Mio was the first to market with optical heart rate monitoring, though many other companies, including Garmin, Adidas, TomTom, FitBit and even Polar, long synonymous with heart rate tracking, have followed suit in some of their products, either using Mio’s technology in the case of Garmin, Adidas and TomTom, or a similar concept.
“Many people find the chest strap to be restrictive,” Dr. Mark Gorelick, director of product science and innovation for Mio, says. “It has to be tight, so you can’t move around too much. Particularly during heavy breathing and higher intensity stuff you feel constricted.”
Wrist-based optical heart rate monitoring also allows athletes to avoid chafing from a chest strap, makes it easier to share a device between individuals without the discomfort of putting on a chest strap made sweaty by another person and eliminates the need to lift up your shirt in order to put on the device.
Aside from location, optical heart rate monitoring also differs in its method of tracking the user’s heart rate. Instead of picking up the heart’s electrical impulses, optical heart rate monitoring uses a small but powerful LED light to track blood flow.
“Blood moves in wave form, so we’re driving through light [which allows us to] know how much blood is being pushed to the skin,” Gorelick says. “As a larger pulse wave comes through under the LED, more light is absorbed and less is reflected back through the optic sensor. We take the difference in light and relate that to a heartbeat.”
The technology, Gorelick says, mimics the technology hospitals use to monitor a patient’s heart rate through his or her finger, but works well while in motion.
When training by heart rate, an athlete tries to stay within one of five zones to achieve maximum benefits from any workout, from recovery days to high intensity training. Zones represent a particular percentage of a person’s maximum heart rate, which users can estimate through various formulas.
The standard equation for determining one’s maximum heart rate is to subtract his or her age from 220, but Gorelick says that that a person’s maximum heart rate could in fact be up to 12 beats faster or 12 beats slower per minute than the results the equation produces. An updated version of that formula, 220-(0.7 x age), produces slightly more accurate results, with a six to seven beats per minute margin of error. Using this maximum heart rate estimate, an athlete can determine how many times his or her heart should beat per minute in a particular zone, ranging from Zone 1, an easy workout where a person’s heart rate is 50-67 percent of his or her maximum heart rate, to Zone 5, a difficult workout that keeps the heart beating at no less than 85 percent of the maximum heart rate.
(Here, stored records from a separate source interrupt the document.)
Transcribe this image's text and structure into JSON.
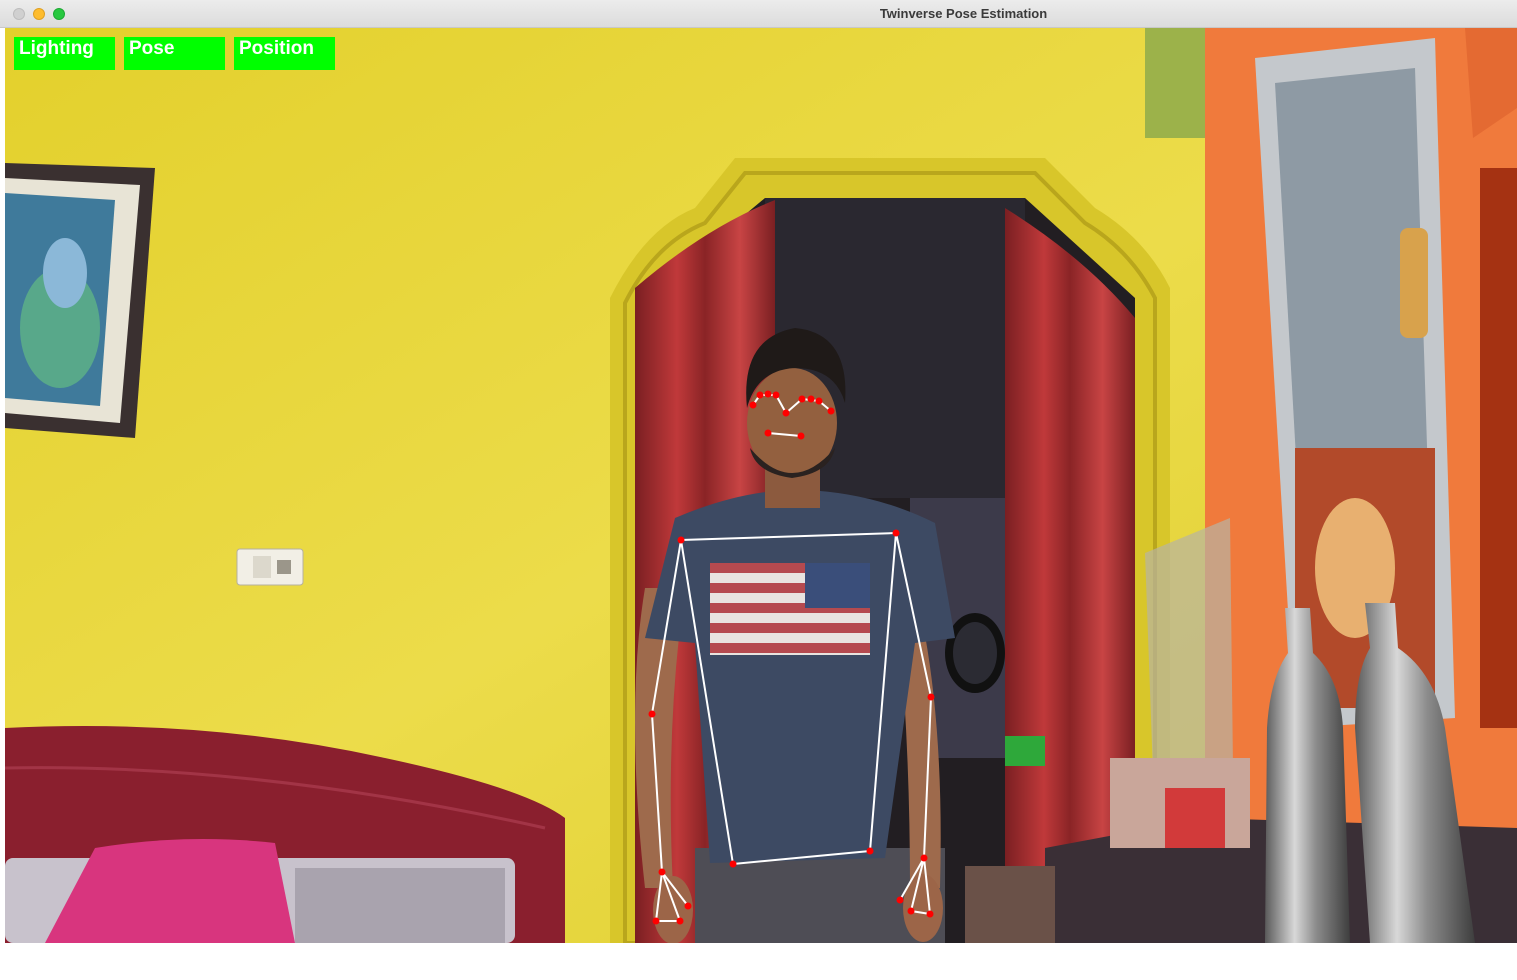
{
  "window": {
    "title": "Twinverse Pose Estimation"
  },
  "status_indicators": [
    {
      "label": "Lighting",
      "color": "#00ff00"
    },
    {
      "label": "Pose",
      "color": "#00ff00"
    },
    {
      "label": "Position",
      "color": "#00ff00"
    }
  ],
  "colors": {
    "landmark": "#ff0000",
    "skeleton": "#ffffff",
    "wall": "#e6d835",
    "cabinet": "#f07a3c",
    "indicator": "#00ff00"
  },
  "icons": {
    "close": "traffic-light-close-icon",
    "minimize": "traffic-light-minimize-icon",
    "maximize": "traffic-light-maximize-icon"
  }
}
“On days you may be overtrained, you might run slower but stay within your [targeted] heart rate zone,” Gorelick says. “You can use it as a guide to stay within a safe threshold so that you’re not too low, making your workout inefficient, or too high, training too hard or overtraining.”
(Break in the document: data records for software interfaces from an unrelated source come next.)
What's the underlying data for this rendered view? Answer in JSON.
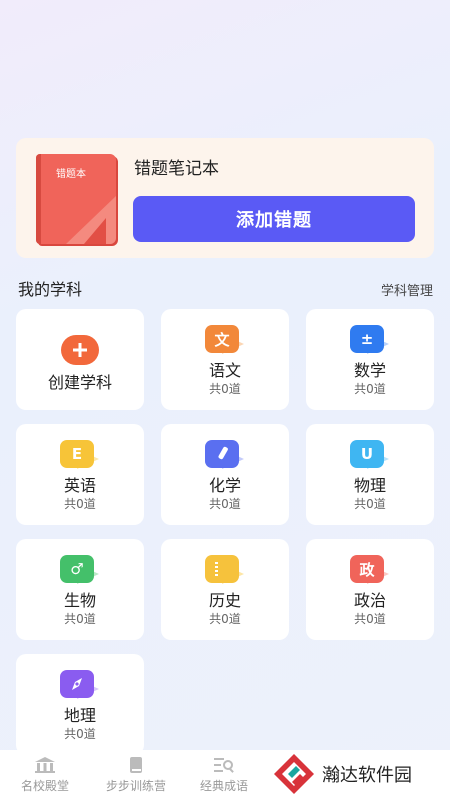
{
  "notebook": {
    "cover_title": "错题本",
    "title": "错题笔记本",
    "add_button": "添加错题"
  },
  "section": {
    "title": "我的学科",
    "manage": "学科管理"
  },
  "create": {
    "label": "创建学科",
    "icon": "plus-icon"
  },
  "subjects": [
    {
      "name": "语文",
      "count": "共0道",
      "glyph": "文",
      "color": "#f2883a",
      "tail": "#fbd6b4",
      "icon": "chinese-icon"
    },
    {
      "name": "数学",
      "count": "共0道",
      "glyph": "±",
      "color": "#2f7bf0",
      "tail": "#b8d2fb",
      "icon": "math-icon"
    },
    {
      "name": "英语",
      "count": "共0道",
      "glyph": "E",
      "color": "#f7c438",
      "tail": "#fde8a9",
      "icon": "english-icon"
    },
    {
      "name": "化学",
      "count": "共0道",
      "glyph": "",
      "color": "#5a6ff0",
      "tail": "#c4cbfa",
      "icon": "chemistry-icon"
    },
    {
      "name": "物理",
      "count": "共0道",
      "glyph": "U",
      "color": "#3fb6f2",
      "tail": "#b7e3fb",
      "icon": "physics-icon"
    },
    {
      "name": "生物",
      "count": "共0道",
      "glyph": "♂",
      "color": "#44c06a",
      "tail": "#bbe9c7",
      "icon": "biology-icon"
    },
    {
      "name": "历史",
      "count": "共0道",
      "glyph": "",
      "color": "#f6c23c",
      "tail": "#fde6a6",
      "icon": "history-icon"
    },
    {
      "name": "政治",
      "count": "共0道",
      "glyph": "政",
      "color": "#f0645a",
      "tail": "#fbc8c3",
      "icon": "politics-icon"
    },
    {
      "name": "地理",
      "count": "共0道",
      "glyph": "",
      "color": "#8a5cf0",
      "tail": "#d8c8fb",
      "icon": "geography-icon"
    }
  ],
  "tabs": [
    {
      "label": "名校殿堂",
      "icon": "school-icon"
    },
    {
      "label": "步步训练营",
      "icon": "book-icon"
    },
    {
      "label": "经典成语",
      "icon": "search-list-icon"
    }
  ],
  "watermark": {
    "text": "瀚达软件园"
  }
}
An athlete in good shape may find the Karvonen method beneficial for calculating heart rate zones. Particularly fit athletes and those training for endurance events sometimes have resting heart rates substantially lower than average. The Karvonen method subtracts a person’s resting heart rate from his or her maximum heart rate to find the heart rate reserve. Once a person knows his or her heart rate reserve, he or she can multiply that number by the percentage he or she hopes to achieve during a workout, then add that result to his or her resting heart rate to find his or her target heart rate for a workout. For example, if a marathoner had a resting heart rate of 55 beats per minute and a maximum heart rate of 195, his or her heart rate reserve would be 140 beats per minute. If this runner wanted to complete a tempo run, aiming to hit 80 percent of his or her maximum heart rate, his or her target heart rate would be 167 beats per minute.
“The key point is that heart rate really provides you with real-time feedback and accurate feedback to how your body is responding every second to your exercise,” Gorelick says. “It’s a dynamic response to your body. You don’t get that with anything else.”